But despite the very real success of VOX, the odds are still daunting. VOX has clearly advanced over the past three years but it still faces multiple fronts of attack. As Abascal’s speech indicated, they face a largely hostile (often left-wing, especially television) media, and incoming fire from both the Left (PSOE and Podemos) and the squishy social democratic leaning PP. Actual violence against VOX, whether by leftist provocateurs or ultranationalist bullyboys in Catalonia and the Basque Country or by growing Moroccan criminal gangs is often winked at by the media and by the government. The good news is that if they are still outnumbered, the happy warriors of VOX are not (rhetorically) outgunned. They are fearless.
Spain will go to the polls no later than December 2023 and recent political events in Spain point to one of two paths possible for VOX in 2023. The February 2021 elections in Catalonia saw a confused message from the PP, which seemed to be on both sides of the Catalan issue, and VOX succeeded in passing both the PP and another national party to become the leading conservative party in the region, winning 11 seats to the PP’s three (although all were outnumbered by the Catalan separatists). This sorpasso (overtaking) is the dream and the goal for VOX in all of Spain.

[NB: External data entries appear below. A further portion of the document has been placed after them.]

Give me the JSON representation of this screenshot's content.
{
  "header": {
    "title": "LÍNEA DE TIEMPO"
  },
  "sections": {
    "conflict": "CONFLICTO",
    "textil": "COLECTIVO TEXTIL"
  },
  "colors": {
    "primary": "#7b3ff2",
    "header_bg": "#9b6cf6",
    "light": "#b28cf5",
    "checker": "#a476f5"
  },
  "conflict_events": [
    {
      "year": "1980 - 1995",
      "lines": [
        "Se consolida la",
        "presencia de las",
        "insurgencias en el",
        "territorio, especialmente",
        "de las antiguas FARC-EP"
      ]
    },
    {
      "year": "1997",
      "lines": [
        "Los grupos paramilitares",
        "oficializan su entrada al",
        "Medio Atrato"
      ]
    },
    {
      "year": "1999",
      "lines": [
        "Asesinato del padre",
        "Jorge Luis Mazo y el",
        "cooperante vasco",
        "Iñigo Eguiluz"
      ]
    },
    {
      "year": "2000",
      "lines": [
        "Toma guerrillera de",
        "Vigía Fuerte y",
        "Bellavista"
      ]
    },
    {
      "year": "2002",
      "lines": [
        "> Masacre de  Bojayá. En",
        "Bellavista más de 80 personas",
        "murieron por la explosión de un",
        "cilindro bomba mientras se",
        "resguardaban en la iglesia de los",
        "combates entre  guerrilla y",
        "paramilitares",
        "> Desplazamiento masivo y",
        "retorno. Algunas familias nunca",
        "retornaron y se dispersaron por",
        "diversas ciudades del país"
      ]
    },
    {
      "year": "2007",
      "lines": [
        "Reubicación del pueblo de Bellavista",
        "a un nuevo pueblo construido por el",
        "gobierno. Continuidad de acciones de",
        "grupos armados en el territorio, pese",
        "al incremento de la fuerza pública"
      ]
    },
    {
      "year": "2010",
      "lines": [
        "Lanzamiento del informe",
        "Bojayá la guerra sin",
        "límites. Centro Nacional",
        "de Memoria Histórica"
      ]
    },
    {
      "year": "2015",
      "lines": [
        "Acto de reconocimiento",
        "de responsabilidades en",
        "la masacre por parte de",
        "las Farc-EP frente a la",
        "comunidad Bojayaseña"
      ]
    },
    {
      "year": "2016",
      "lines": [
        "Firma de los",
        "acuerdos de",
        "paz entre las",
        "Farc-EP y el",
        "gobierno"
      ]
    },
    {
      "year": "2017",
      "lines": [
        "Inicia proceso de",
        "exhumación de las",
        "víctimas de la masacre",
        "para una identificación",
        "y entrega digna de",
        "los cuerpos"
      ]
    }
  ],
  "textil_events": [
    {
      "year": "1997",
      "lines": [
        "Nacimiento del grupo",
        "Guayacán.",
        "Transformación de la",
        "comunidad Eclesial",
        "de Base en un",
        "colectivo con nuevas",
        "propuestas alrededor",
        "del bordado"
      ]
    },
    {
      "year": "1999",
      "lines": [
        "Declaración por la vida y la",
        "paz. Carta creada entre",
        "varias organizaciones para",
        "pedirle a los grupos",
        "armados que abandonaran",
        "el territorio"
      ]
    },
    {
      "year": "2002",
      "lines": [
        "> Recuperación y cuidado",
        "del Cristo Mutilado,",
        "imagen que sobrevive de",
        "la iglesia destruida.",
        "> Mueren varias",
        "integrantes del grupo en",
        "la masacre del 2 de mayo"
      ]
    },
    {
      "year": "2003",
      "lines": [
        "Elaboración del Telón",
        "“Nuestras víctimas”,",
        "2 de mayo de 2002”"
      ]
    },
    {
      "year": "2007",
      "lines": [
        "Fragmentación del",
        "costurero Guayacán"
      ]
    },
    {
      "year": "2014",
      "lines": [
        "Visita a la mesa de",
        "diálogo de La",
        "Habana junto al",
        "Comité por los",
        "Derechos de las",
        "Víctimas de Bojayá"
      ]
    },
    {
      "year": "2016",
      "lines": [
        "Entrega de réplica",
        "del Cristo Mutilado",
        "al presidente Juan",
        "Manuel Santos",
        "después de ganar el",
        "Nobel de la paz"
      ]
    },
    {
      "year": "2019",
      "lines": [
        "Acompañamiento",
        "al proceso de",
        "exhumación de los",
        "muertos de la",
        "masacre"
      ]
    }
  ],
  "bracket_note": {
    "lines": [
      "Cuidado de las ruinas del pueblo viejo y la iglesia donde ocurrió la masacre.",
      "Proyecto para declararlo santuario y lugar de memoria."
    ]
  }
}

The May 2021 elections for the Madrid Autonomous Region saw another possible glimpse towards the future with a landslide victory (44.7% of the popular vote and 65 seats) by PP leader Isabel Diaz Ayuso, but VOX still garnered 9.5% of vote and gained one additional seat (for a total of 13 seats). Diaz Ayuso still needed the support of VOX to get a legislative majority. She also seems to be a rare PP politician who is not vicerally hostile to VOX, as seems to be the case with PP national leader Pablo Casado, who seems uneasy with female rivals like Diaz Ayuso and loses no opportunity to fiercely criticize VOX. Indeed, the left attacked Diaz Ayuso for somehow “copying” the VOX narrative. In this example, VOX succeeded in maintaining its share of the vote and its key king-making role but came nowhere near matching the PP leader. But Diaz Ayuso’s victory was extremely unusually in the Spanish context. It is hard to believe that the bland Pablo Casado could pull off the same success. Polls today in Spain show that if elections were held today that Casado’s PP would win, followed by PSOE, and then VOX, and that Casado would still need VOX’s help to govern. This time VOX’s price is bound to be high.
What the PP wants is not VOX’s leadership, renegades from the mothership, but its voters. But it has not quite figured out how to do so. The party’s barons seem to be more comfortable in leaning more towards demonizing VOX than in targeting the Spanish Left. But if the partying and the speeches at Viva21 are any indication, the VOX voter is home to stay and not going anywhere.
Alberto M. Fernandez is a former U.S. diplomat and Vice President of the Middle East Media Research Institute (MEMRI) in Washington, D.C.
A revised version of this essay appears in the Winter 2021 edition of The European Conservative, Number 21: 30-35.